▶ [What is required] The reply should contain every entry below exactly as written, with no images.
Segment Start: Dataset excerpts
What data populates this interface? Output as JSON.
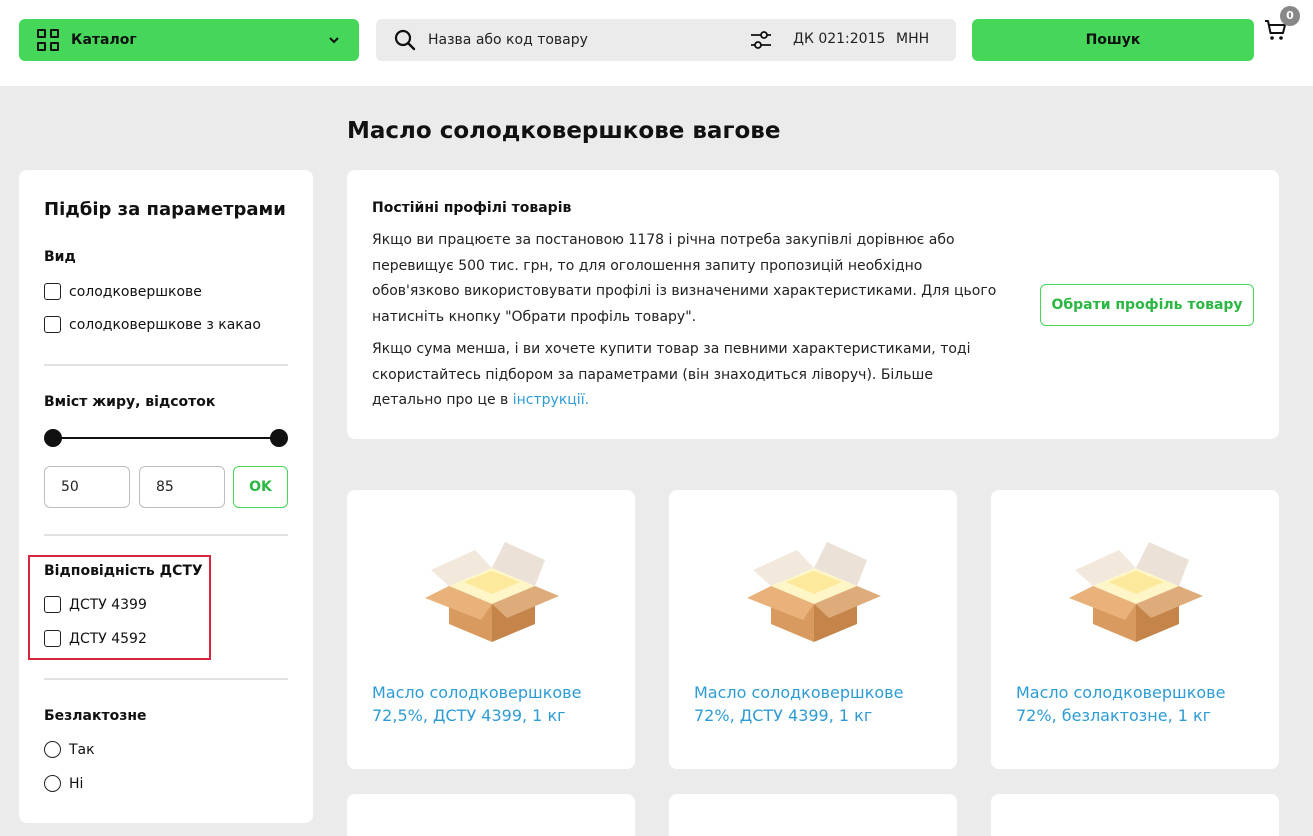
{
  "header": {
    "catalog_label": "Каталог",
    "search_placeholder": "Назва або код товару",
    "dk_label": "ДК 021:2015",
    "mnn_label": "МНН",
    "search_button": "Пошук",
    "cart_count": "0"
  },
  "page_title": "Масло солодковершкове вагове",
  "sidebar": {
    "title": "Підбір за параметрами",
    "kind": {
      "title": "Вид",
      "options": [
        "солодковершкове",
        "солодковершкове з какао"
      ]
    },
    "fat": {
      "title": "Вміст жиру, відсоток",
      "min": "50",
      "max": "85",
      "ok_label": "OK"
    },
    "dstu": {
      "title": "Відповідність ДСТУ",
      "options": [
        "ДСТУ 4399",
        "ДСТУ 4592"
      ]
    },
    "lactose": {
      "title": "Безлактозне",
      "options": [
        "Так",
        "Ні"
      ]
    }
  },
  "info": {
    "title": "Постійні профілі товарів",
    "para1": "Якщо ви працюєте за постановою 1178 і річна потреба закупівлі дорівнює або перевищує 500 тис. грн, то для оголошення запиту пропозицій необхідно обов'язково використовувати профілі із визначеними характеристиками. Для цього натисніть кнопку \"Обрати профіль товару\".",
    "para2": "Якщо сума менша, і ви хочете купити товар за певними характеристиками, тоді скористайтесь підбором за параметрами (він знаходиться ліворуч). Більше детально про це в",
    "link": "інструкції.",
    "profile_button": "Обрати профіль товару"
  },
  "products": [
    {
      "name": "Масло солодковершкове 72,5%, ДСТУ 4399, 1 кг",
      "icon": "box-icon"
    },
    {
      "name": "Масло солодковершкове 72%, ДСТУ 4399, 1 кг",
      "icon": "box-icon"
    },
    {
      "name": "Масло солодковершкове 72%, безлактозне, 1 кг",
      "icon": "box-icon"
    }
  ],
  "colors": {
    "accent": "#45d65a",
    "link": "#2d9bd4",
    "highlight": "#d7263d",
    "background": "#ebebeb"
  }
}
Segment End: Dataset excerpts
▶ [Solution to this problem]
What data populates this interface? Output as JSON.
{
  "header": {
    "catalog_label": "Каталог",
    "search_placeholder": "Назва або код товару",
    "dk_label": "ДК 021:2015",
    "mnn_label": "МНН",
    "search_button": "Пошук",
    "cart_count": "0"
  },
  "page_title": "Масло солодковершкове вагове",
  "sidebar": {
    "title": "Підбір за параметрами",
    "kind": {
      "title": "Вид",
      "options": [
        "солодковершкове",
        "солодковершкове з какао"
      ]
    },
    "fat": {
      "title": "Вміст жиру, відсоток",
      "min": "50",
      "max": "85",
      "ok_label": "OK"
    },
    "dstu": {
      "title": "Відповідність ДСТУ",
      "options": [
        "ДСТУ 4399",
        "ДСТУ 4592"
      ]
    },
    "lactose": {
      "title": "Безлактозне",
      "options": [
        "Так",
        "Ні"
      ]
    }
  },
  "info": {
    "title": "Постійні профілі товарів",
    "para1": "Якщо ви працюєте за постановою 1178 і річна потреба закупівлі дорівнює або перевищує 500 тис. грн, то для оголошення запиту пропозицій необхідно обов'язково використовувати профілі із визначеними характеристиками. Для цього натисніть кнопку \"Обрати профіль товару\".",
    "para2": "Якщо сума менша, і ви хочете купити товар за певними характеристиками, тоді скористайтесь підбором за параметрами (він знаходиться ліворуч). Більше детально про це в",
    "link": "інструкції.",
    "profile_button": "Обрати профіль товару"
  },
  "products": [
    {
      "name": "Масло солодковершкове 72,5%, ДСТУ 4399, 1 кг",
      "icon": "box-icon"
    },
    {
      "name": "Масло солодковершкове 72%, ДСТУ 4399, 1 кг",
      "icon": "box-icon"
    },
    {
      "name": "Масло солодковершкове 72%, безлактозне, 1 кг",
      "icon": "box-icon"
    }
  ],
  "colors": {
    "accent": "#45d65a",
    "link": "#2d9bd4",
    "highlight": "#d7263d",
    "background": "#ebebeb"
  }
}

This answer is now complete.